I met photographer David Darnauer soon after I moved to Nashville a few years ago. Since then, David has brought a lot of laughs, photography tips, and good conversation my way. I thought he would be an interesting interview subject for the blog, so I asked if I could do a story on him. He said yes.
When he arrived to meet me at the appointed dessert shop in Cool Springs, we each ordered a cup of The Country’s Best Yogurt and moved the interview outdoors. As our conversation unfolded, we wound up mostly discussing women – a favorite, confusing topic for us.
You, me, and a few guys we know were all together recently when you posed an interesting question: what was going on with you when you first started to wonder about whether any dads gave their sons advice about approaching girls?
All my relationships have happened organically; things just came together over time with me never having to just straight up call a girl and say, “Hey, you wanna…do…a thing…with me?” Instead, it just kind of happens, and we just feel each other.
But one day I was thinking there may be cases in life when I’ll have to be more intentional. What if I meet a girl one time, and she seems very interesting, but there’s not an avenue that I can naturally meet her again unless I specifically try to.
I’m not too familiar with that. I’ve never had to go through the process of really intentionally – in a way that wouldn’t happen unless I make it happen – spending time with a girl. And I don’t know the best way to go about that. I’ve never been told anything about it. Of the things a dad would teach a son, you’d think somewhere along the way, he’d give some information on that. My dad never really did.

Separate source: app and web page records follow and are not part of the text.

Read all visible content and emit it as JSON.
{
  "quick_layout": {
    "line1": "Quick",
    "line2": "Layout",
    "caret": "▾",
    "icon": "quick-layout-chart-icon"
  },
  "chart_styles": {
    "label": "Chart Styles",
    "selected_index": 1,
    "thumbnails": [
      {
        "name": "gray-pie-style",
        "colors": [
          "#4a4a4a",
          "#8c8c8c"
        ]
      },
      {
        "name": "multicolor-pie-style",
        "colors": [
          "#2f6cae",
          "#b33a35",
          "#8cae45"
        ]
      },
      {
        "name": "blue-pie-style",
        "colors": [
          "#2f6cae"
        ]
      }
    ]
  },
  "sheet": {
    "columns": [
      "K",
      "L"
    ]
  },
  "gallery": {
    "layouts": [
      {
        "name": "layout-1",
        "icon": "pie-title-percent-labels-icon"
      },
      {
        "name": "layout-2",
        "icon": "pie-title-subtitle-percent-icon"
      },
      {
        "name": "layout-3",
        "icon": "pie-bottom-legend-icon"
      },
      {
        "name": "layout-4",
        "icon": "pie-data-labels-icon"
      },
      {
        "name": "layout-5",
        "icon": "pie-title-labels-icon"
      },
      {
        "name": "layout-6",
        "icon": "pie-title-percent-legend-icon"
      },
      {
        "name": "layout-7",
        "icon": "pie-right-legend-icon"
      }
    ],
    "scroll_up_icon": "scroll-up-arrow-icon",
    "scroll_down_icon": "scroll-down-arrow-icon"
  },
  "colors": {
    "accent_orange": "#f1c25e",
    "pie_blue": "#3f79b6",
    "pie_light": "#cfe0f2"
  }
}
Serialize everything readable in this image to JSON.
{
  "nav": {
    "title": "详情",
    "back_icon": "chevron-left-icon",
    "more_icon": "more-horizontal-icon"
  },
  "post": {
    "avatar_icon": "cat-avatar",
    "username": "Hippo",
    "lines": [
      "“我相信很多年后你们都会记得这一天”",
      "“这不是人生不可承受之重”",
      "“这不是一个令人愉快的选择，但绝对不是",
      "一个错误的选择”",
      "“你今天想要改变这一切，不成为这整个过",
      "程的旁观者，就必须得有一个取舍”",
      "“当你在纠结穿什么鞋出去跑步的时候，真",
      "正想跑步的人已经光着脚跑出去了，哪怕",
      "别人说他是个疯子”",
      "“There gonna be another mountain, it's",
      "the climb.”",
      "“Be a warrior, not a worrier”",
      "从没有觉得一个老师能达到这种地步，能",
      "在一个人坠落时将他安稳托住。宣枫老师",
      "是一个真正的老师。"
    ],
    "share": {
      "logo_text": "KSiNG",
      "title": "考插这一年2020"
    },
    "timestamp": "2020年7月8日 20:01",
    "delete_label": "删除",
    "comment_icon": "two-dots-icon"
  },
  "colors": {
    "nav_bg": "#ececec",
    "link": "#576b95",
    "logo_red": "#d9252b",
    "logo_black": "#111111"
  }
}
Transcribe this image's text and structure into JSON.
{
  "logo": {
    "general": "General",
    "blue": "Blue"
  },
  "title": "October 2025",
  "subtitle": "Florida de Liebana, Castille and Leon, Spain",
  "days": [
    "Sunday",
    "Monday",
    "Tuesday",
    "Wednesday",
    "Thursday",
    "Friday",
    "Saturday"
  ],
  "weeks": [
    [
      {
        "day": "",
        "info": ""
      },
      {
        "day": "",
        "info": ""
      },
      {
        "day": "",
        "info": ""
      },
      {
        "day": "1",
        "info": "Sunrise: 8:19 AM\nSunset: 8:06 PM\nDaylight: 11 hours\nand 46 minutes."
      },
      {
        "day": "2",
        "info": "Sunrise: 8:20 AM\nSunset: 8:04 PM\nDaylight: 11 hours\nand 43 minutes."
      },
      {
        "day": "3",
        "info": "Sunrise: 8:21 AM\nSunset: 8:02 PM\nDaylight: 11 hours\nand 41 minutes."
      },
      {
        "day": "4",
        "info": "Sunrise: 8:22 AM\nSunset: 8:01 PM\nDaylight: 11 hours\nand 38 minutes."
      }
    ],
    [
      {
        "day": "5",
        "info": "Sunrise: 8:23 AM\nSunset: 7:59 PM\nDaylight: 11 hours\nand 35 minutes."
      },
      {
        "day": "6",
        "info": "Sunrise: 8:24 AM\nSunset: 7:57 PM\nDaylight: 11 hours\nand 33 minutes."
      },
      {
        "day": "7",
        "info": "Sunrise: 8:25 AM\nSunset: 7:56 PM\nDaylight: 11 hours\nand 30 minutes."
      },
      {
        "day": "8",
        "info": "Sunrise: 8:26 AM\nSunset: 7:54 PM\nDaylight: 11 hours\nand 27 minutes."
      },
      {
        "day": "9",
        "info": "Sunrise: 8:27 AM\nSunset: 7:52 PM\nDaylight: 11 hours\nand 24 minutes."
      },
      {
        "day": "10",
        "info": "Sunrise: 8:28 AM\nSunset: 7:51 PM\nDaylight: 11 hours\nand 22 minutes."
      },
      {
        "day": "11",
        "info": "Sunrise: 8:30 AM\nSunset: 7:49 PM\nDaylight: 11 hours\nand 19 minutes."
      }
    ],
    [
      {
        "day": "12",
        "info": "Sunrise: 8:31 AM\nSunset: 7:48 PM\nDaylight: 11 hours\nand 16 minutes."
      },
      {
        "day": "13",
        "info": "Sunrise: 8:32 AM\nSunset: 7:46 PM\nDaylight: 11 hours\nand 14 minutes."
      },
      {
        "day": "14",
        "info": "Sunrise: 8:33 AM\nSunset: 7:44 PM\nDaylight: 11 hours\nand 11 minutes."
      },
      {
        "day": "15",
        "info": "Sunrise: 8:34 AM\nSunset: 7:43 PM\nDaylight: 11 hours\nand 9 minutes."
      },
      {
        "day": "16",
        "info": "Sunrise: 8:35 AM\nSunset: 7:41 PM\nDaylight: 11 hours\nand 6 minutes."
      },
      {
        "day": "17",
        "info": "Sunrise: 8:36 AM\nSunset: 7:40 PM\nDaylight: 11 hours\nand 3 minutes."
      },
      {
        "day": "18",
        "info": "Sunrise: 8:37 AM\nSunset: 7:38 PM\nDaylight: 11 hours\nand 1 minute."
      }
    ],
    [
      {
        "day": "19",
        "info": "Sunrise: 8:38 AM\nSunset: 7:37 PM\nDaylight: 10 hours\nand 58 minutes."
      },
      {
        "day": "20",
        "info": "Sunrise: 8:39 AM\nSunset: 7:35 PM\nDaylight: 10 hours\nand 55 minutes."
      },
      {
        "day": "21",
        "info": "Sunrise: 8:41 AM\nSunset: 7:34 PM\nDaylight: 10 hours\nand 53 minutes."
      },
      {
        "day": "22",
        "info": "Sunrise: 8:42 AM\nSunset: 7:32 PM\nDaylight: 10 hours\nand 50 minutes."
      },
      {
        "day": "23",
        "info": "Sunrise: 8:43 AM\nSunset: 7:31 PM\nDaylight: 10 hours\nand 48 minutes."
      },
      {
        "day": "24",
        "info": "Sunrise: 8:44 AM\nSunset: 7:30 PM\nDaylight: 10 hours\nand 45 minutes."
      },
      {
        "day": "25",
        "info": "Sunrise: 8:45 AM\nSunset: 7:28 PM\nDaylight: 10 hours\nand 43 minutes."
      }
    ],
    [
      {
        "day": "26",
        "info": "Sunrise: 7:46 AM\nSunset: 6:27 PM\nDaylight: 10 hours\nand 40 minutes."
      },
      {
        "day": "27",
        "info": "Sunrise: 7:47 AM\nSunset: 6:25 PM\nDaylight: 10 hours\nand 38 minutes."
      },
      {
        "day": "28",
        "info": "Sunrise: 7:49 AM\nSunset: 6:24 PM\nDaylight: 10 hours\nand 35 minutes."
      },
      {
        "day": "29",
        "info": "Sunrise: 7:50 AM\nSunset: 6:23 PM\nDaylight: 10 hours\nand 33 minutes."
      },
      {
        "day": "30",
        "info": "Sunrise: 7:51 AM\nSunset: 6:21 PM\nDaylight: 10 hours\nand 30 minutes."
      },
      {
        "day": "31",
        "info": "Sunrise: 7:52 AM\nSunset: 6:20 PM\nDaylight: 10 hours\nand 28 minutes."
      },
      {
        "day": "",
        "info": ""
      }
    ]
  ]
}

My dad’s a pretty talkative guy – he communicated a lot of things with me, and it’s funny he never really shared too much on that. So then I started asking people – a good 7 or 8 now, and so far all of them said their dad never really shared anything.
I think for a lot of guys, whatever girl they end up getting, they’re still not totally sure how they got her. They’re like, “I asked a lot of girls out, they said no, one said yes, we dated for a while, then we ended up getting married. I don’t know exactly how that worked out.” So, I think a lot of dads don’t know what to tell their son about how to ask a girl out or take her on a really good first date. They’re like, “I don’t know – I had a lot of times fail, and then one worked, and I don’t know if I can tell you why.”
So, it’s fascinating to me that most guys aren’t informed.
What’s the hardest thing about approaching a girl for the purpose of dating?
The hardest thing for me is I always want to minimize how unsure I am when I try to convince a girl that she should spend time with me.
The question is how can I get in scenarios where I can figure out if I really want to pursue a date with someone. Because I don’t want to pursue it, convince her she should be into it too, and two dates later I’ve convinced her it’s a good idea, she’s into it too, and I say, “Now, I’m not into it.”
So I’ve got to figure out if I’m into it, but there’s not an organic way to do that. That’s my conundrum: when it comes to possibly asking out girls I’m not sure I’m into, wanting to find out if I am into them, but then dealing with the fact that I won’t see them unless I make it happen.
It’s a hard problem for guys. I’m sure there are hard problems for girls too, and I know you find yourself giving advice to female friends sometimes. Are you ever in a position to advise girls about how to know whether a guy is interested?
I generally lean towards the idea that if a guy is interested, either he’s going to do something, or he’s interested, and he’s not doing anything and needs to be more of a man.
Guys usually will show a sign, I think. They’ll probably show interest. The problem is girls will read into something that may not be interest when they’re dealing with someone they hope will show interest.